McGuinness flew his kite in the pages of the Irish Examiner, the Cork-based daily which has been working strenuously in recent times to become a fully national Irish paper in terms of sales and readership. McGuinness might as well have suggested a British invasion of the Rebel County. The Examiner, in an editorial reply, trashed the Derry man’s suggestion as preposterous while stating that Northern nationalists had no right to Dáil representation because they would "inevitably gain the balance of power and this could lead to a very dangerous situation."
Begob, imagine that. Nationalists in power in Dublin and it’s a dangerous situation. The "Here & There" column by Archon (sounds likes a Serbian hitman) in the Waterford weekly, Southern Star, subsequently pointed out that "De Paper" never properly clarified what it meant by dangerous.
Wrote Archon: "The editorial’s main objection was that Northern MPs would be representing people who do not pay taxes in this state, while at the same time they would be deciding how the tax money would be spent. This was power without representation and was, to quote the sexist language of De Paper, the ‘prerogative of the harlot.’ "
McGuinness was suggesting no such thing, as Archon subsequently pointed out. The argument used against Northerners is long familiar to emigrants who have expressed interest in having even limited voting rights in the Republic’s elections. They too have been painted as a potentially dangerous, destabilizing force, barbarians outside the gate and so forth. The funny thing about the no-representation-without- taxation brigade is that for years they have had no problem with being represented in the European Union, paying nothing into the blessed thing, while at the same time sucking billions out of it. Europe, meanwhile, seems to have somehow survived this dangerous example of representation without taxation quite well.
Hammer and socks
No matter how hard he tries, hammer thrower Paddy McGrath can never quite manage to travel light. Something always has to give when he is packing for a trip and the socks won’t quite do it. Nothing quite does it.
The Dublin-born, Bronx-based McGrath, recently profiled by the Echo, has made it across the Pacific to Sydney for the Olympic Games. The journey alone qualified as a form of weight training because when McGrath travels to compete, he packs no fewer than four hammers with chains for training sessions.

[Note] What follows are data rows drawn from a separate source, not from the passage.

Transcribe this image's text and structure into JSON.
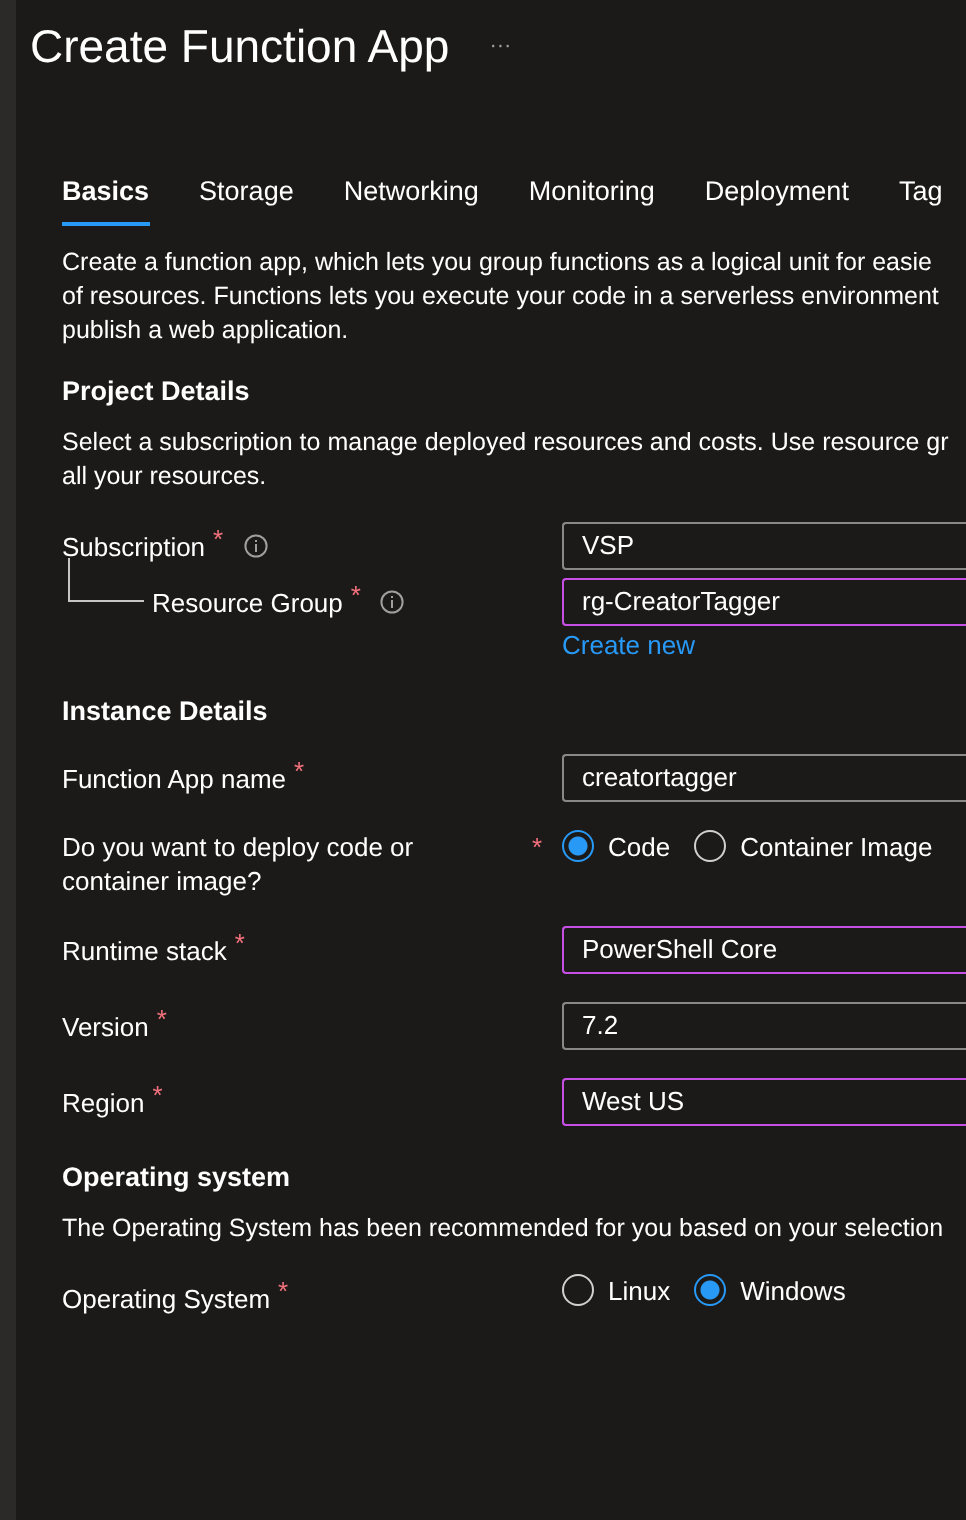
{
  "title": "Create Function App",
  "more": "···",
  "tabs": [
    {
      "label": "Basics",
      "selected": true
    },
    {
      "label": "Storage",
      "selected": false
    },
    {
      "label": "Networking",
      "selected": false
    },
    {
      "label": "Monitoring",
      "selected": false
    },
    {
      "label": "Deployment",
      "selected": false
    },
    {
      "label": "Tag",
      "selected": false
    }
  ],
  "intro": [
    "Create a function app, which lets you group functions as a logical unit for easie",
    "of resources. Functions lets you execute your code in a serverless environment",
    "publish a web application."
  ],
  "sections": [
    {
      "heading": "Project Details",
      "description": [
        "Select a subscription to manage deployed resources and costs. Use resource gr",
        "all your resources."
      ],
      "rows": [
        {
          "kind": "select",
          "label": "Subscription",
          "required_mark": "*",
          "info": true,
          "value": "VSP",
          "focused": false,
          "children": [
            {
              "kind": "select",
              "label": "Resource Group",
              "required_mark": "*",
              "info": true,
              "value": "rg-CreatorTagger",
              "focused": true,
              "link": "Create new"
            }
          ]
        }
      ]
    },
    {
      "heading": "Instance Details",
      "rows": [
        {
          "kind": "text",
          "label": "Function App name",
          "required_mark": "*",
          "value": "creatortagger",
          "focused": false
        },
        {
          "kind": "radio",
          "label": "Do you want to deploy code or container image?",
          "required_mark": "*",
          "options": [
            {
              "label": "Code",
              "selected": true
            },
            {
              "label": "Container Image",
              "selected": false
            }
          ]
        },
        {
          "kind": "select",
          "label": "Runtime stack",
          "required_mark": "*",
          "value": "PowerShell Core",
          "focused": true
        },
        {
          "kind": "select",
          "label": "Version",
          "required_mark": "*",
          "value": "7.2",
          "focused": false
        },
        {
          "kind": "select",
          "label": "Region",
          "required_mark": "*",
          "value": "West US",
          "focused": true
        }
      ]
    },
    {
      "heading": "Operating system",
      "description": [
        "The Operating System has been recommended for you based on your selection"
      ],
      "rows": [
        {
          "kind": "radio",
          "label": "Operating System",
          "required_mark": "*",
          "options": [
            {
              "label": "Linux",
              "selected": false
            },
            {
              "label": "Windows",
              "selected": true
            }
          ]
        }
      ]
    }
  ]
}
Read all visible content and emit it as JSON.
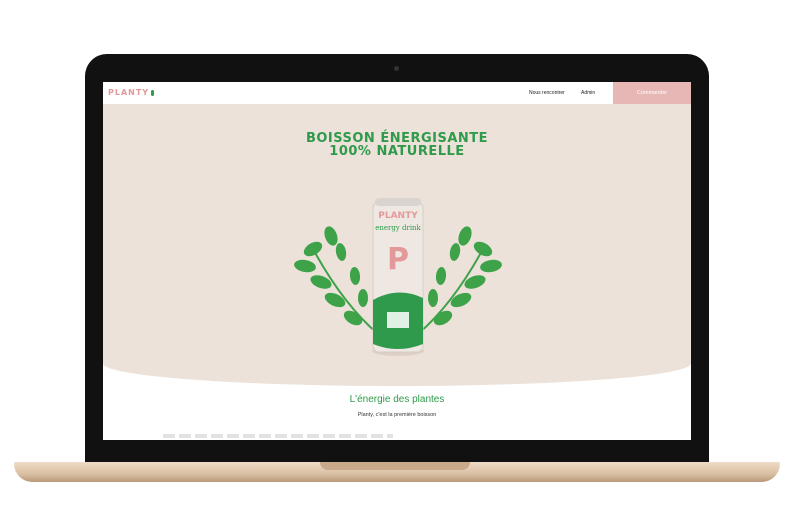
{
  "nav": {
    "logo": "PLANTY",
    "links": [
      "Nous rencontrer",
      "Admin"
    ],
    "cta": "Commander"
  },
  "hero": {
    "title_line1": "BOISSON ÉNERGISANTE",
    "title_line2": "100% NATURELLE",
    "can": {
      "brand": "PLANTY",
      "subtitle": "energy drink",
      "letter": "P"
    }
  },
  "section": {
    "title": "L'énergie des plantes",
    "text": "Planty, c'est la première boisson"
  },
  "colors": {
    "accent_green": "#2e9a4a",
    "accent_pink": "#e6b7b4",
    "hero_bg": "#ece2da"
  }
}
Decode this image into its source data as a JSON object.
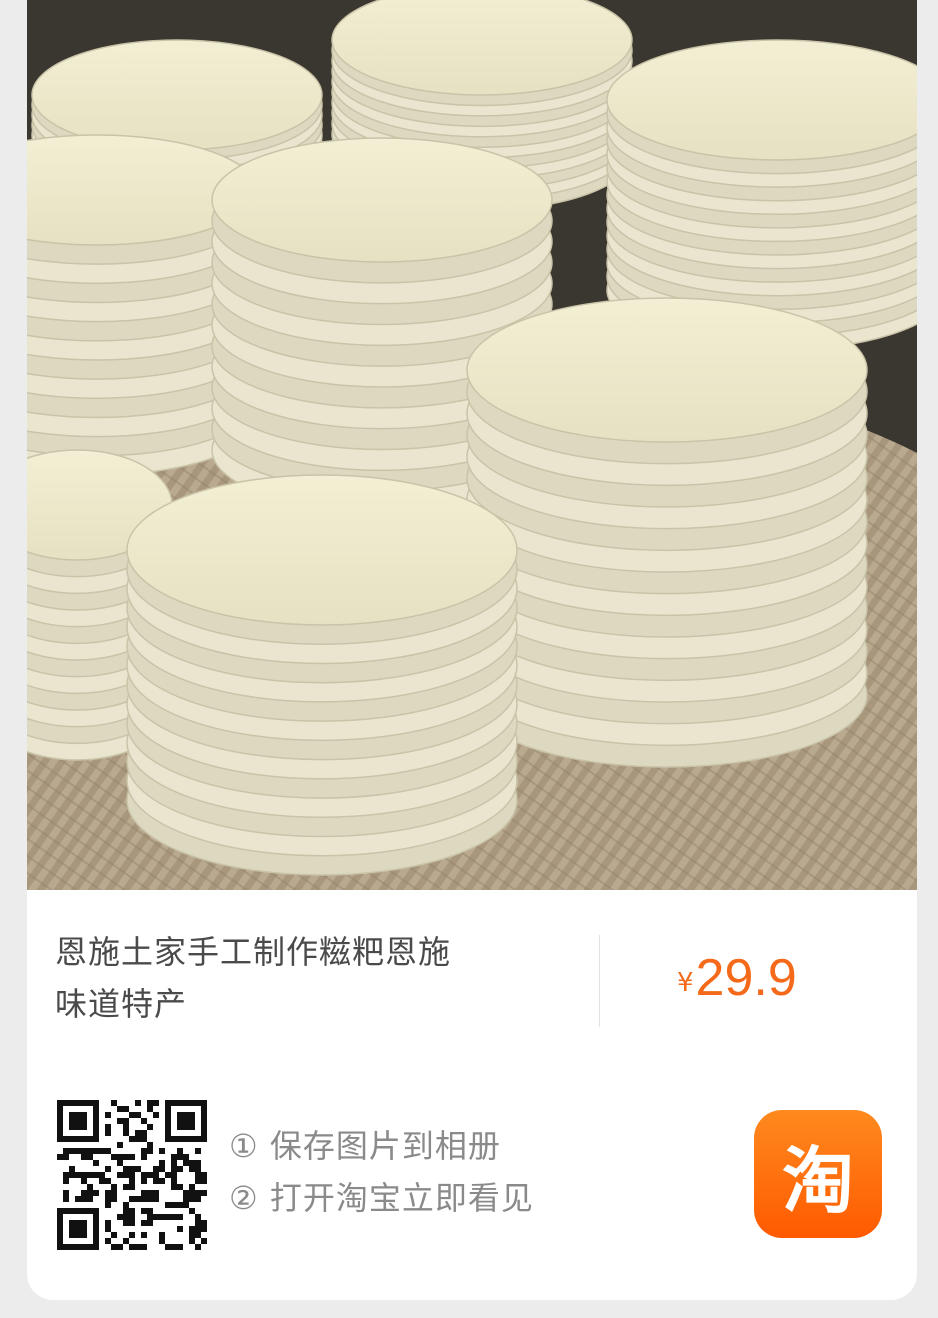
{
  "product": {
    "title_line1": "恩施土家手工制作糍粑恩施",
    "title_line2": "味道特产",
    "price_currency": "¥",
    "price_value": "29.9",
    "accent_color": "#f46a1a"
  },
  "instructions": {
    "step1": "① 保存图片到相册",
    "step2": "② 打开淘宝立即看见"
  },
  "app_logo": {
    "glyph": "淘",
    "icon": "taobao-app-icon",
    "color": "#ff6a00"
  },
  "qr_code": {
    "icon": "qr-code-icon"
  },
  "photo": {
    "icon": "product-photo"
  }
}
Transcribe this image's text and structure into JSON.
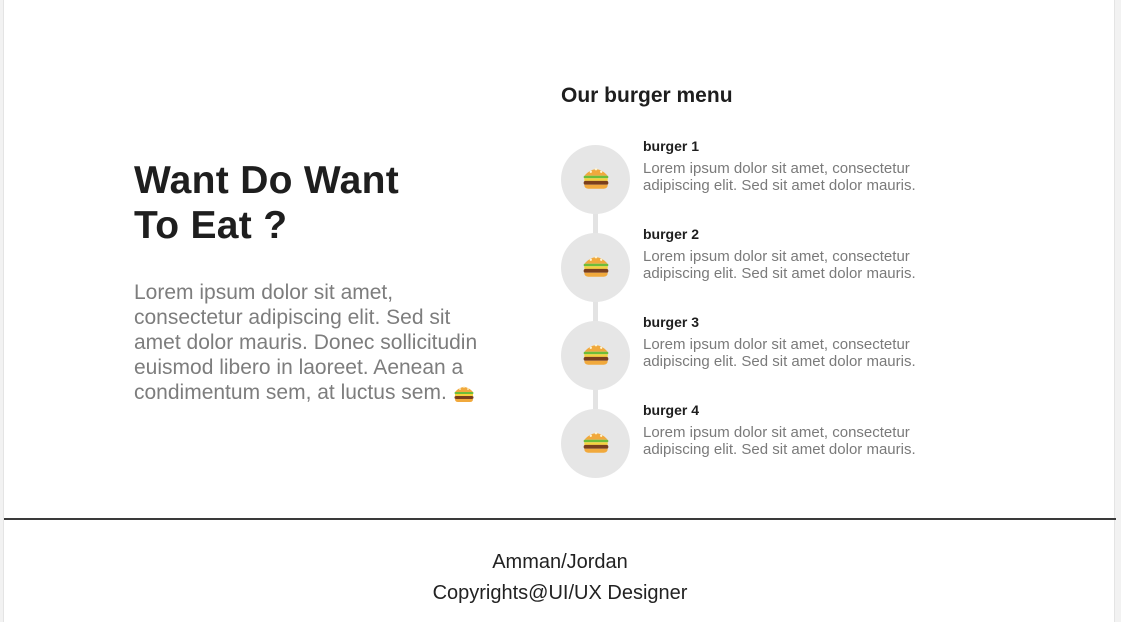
{
  "hero": {
    "title_line1": "Want Do Want",
    "title_line2": "To Eat ?",
    "text": "Lorem ipsum dolor sit amet, consectetur adipiscing elit. Sed sit amet dolor mauris. Donec sollicitudin euismod libero in laoreet. Aenean a condimentum sem, at luctus sem."
  },
  "menu": {
    "title": "Our burger menu",
    "items": [
      {
        "name": "burger 1",
        "description_line1": "Lorem ipsum dolor sit amet, consectetur",
        "description_line2": "adipiscing elit. Sed sit amet dolor mauris.",
        "icon": "burger-icon"
      },
      {
        "name": "burger 2",
        "description_line1": "Lorem ipsum dolor sit amet, consectetur",
        "description_line2": "adipiscing elit. Sed sit amet dolor mauris.",
        "icon": "burger-icon"
      },
      {
        "name": "burger 3",
        "description_line1": "Lorem ipsum dolor sit amet, consectetur",
        "description_line2": "adipiscing elit. Sed sit amet dolor mauris.",
        "icon": "burger-icon"
      },
      {
        "name": "burger 4",
        "description_line1": "Lorem ipsum dolor sit amet, consectetur",
        "description_line2": "adipiscing elit. Sed sit amet dolor mauris.",
        "icon": "burger-icon"
      }
    ]
  },
  "footer": {
    "location": "Amman/Jordan",
    "copyright": "Copyrights@UI/UX Designer"
  },
  "colors": {
    "heading": "#1e1e1e",
    "body_text": "#7d7d7d",
    "circle": "#e6e6e6",
    "footer_rule": "#3a3a3a"
  }
}
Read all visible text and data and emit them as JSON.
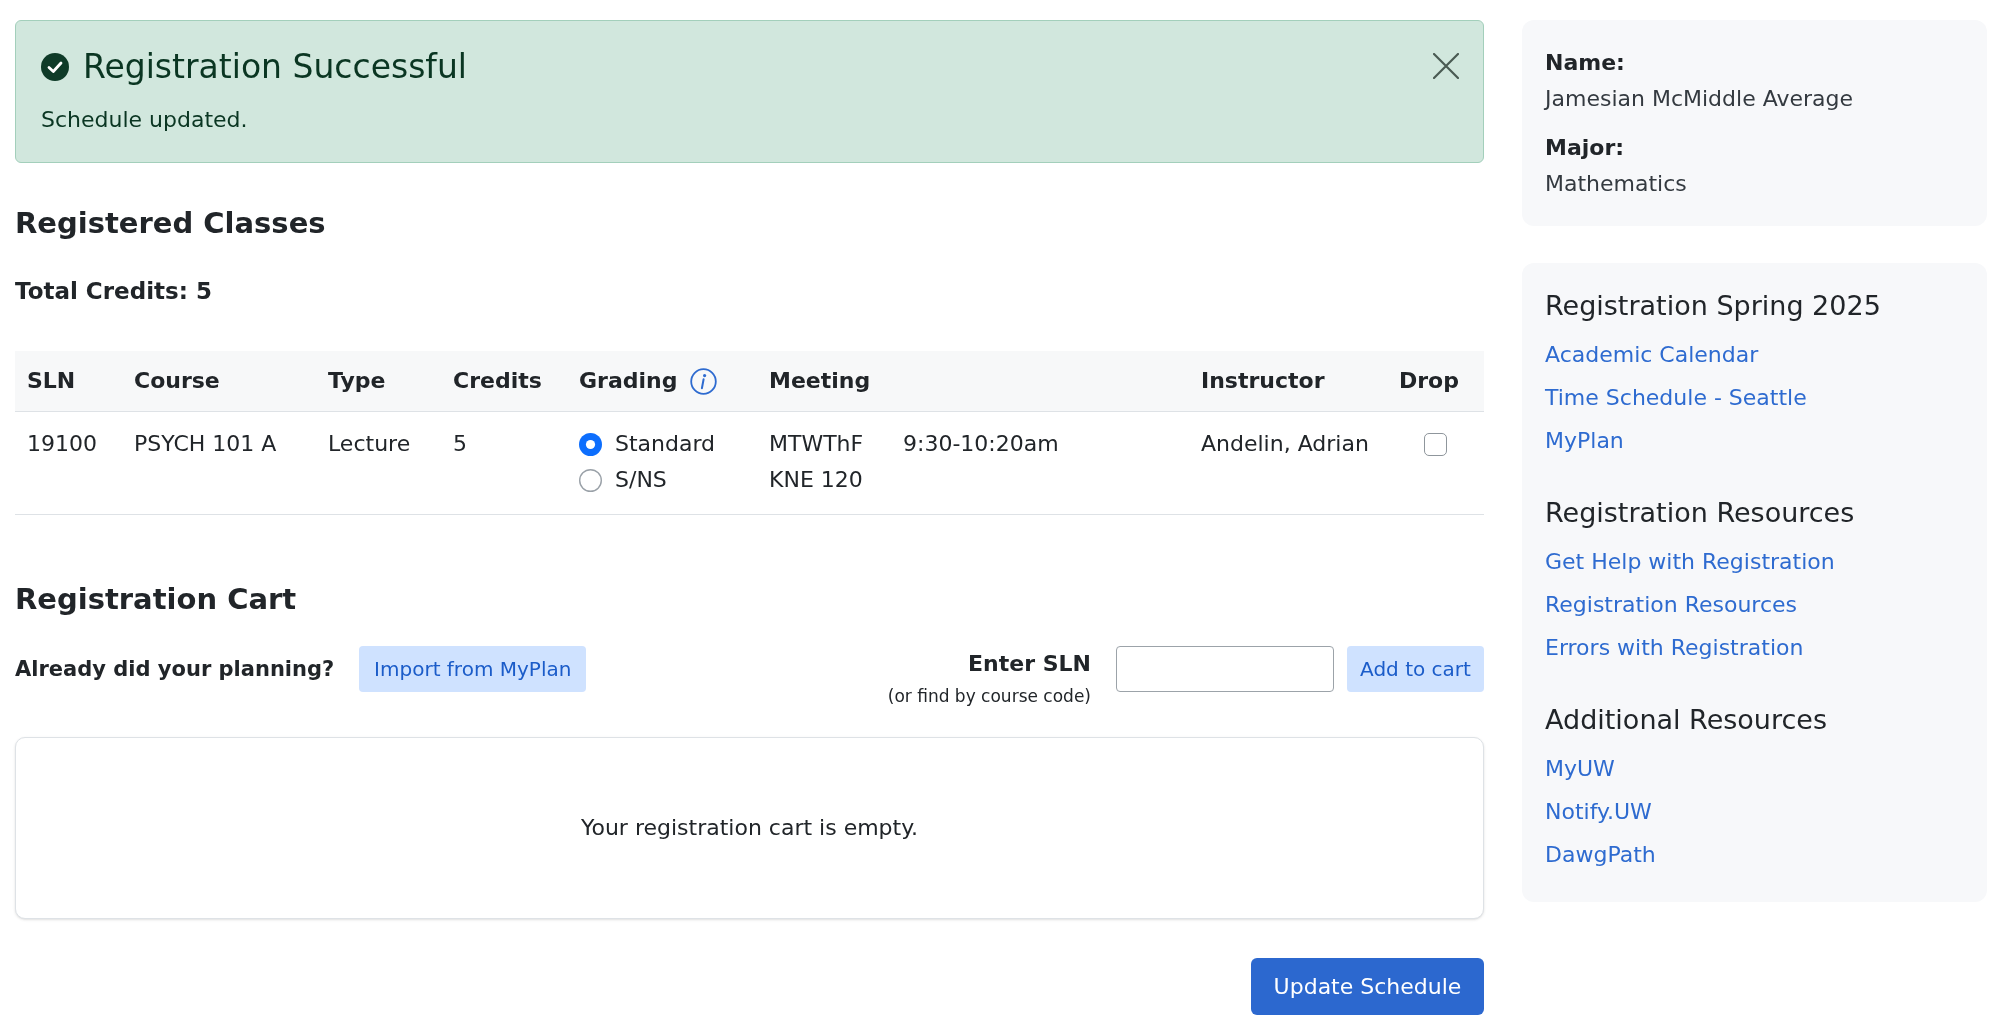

"I put two of them in my check-in luggage and two go with me onto the plane," McGrath, who will be throwing the hammer for Ireland in Sydney, told "IF" before flying high to down under.
"I always have to explain to security what the hammers are. They think I’m a terrorist," he added with a laugh.
McGrath, who recently retained the Irish National Championship in the hammer event, said he was ready and really looking forward to the games.
"But I’m trying not to get too excited. I’m just doing a job," he said.
Two jobs when you count the packing.
"The principal danger to the full implementation of the [Good Friday] agreement lies . . . with the mismanagement of police reform. . . . Unless the UK government fully implements Patten, nationalists, republicans and the Catholic Church will not commend the police to their constituents and may boycott all the new boards. That would leave the police without Patten’s ‘new beginning’ and would make it harder for the IRA to go further in confidence-building, with all that entails. This vista must be avoided."
Brendan O’Leary, professor of political science at the London School of Economics, in the Financial Times.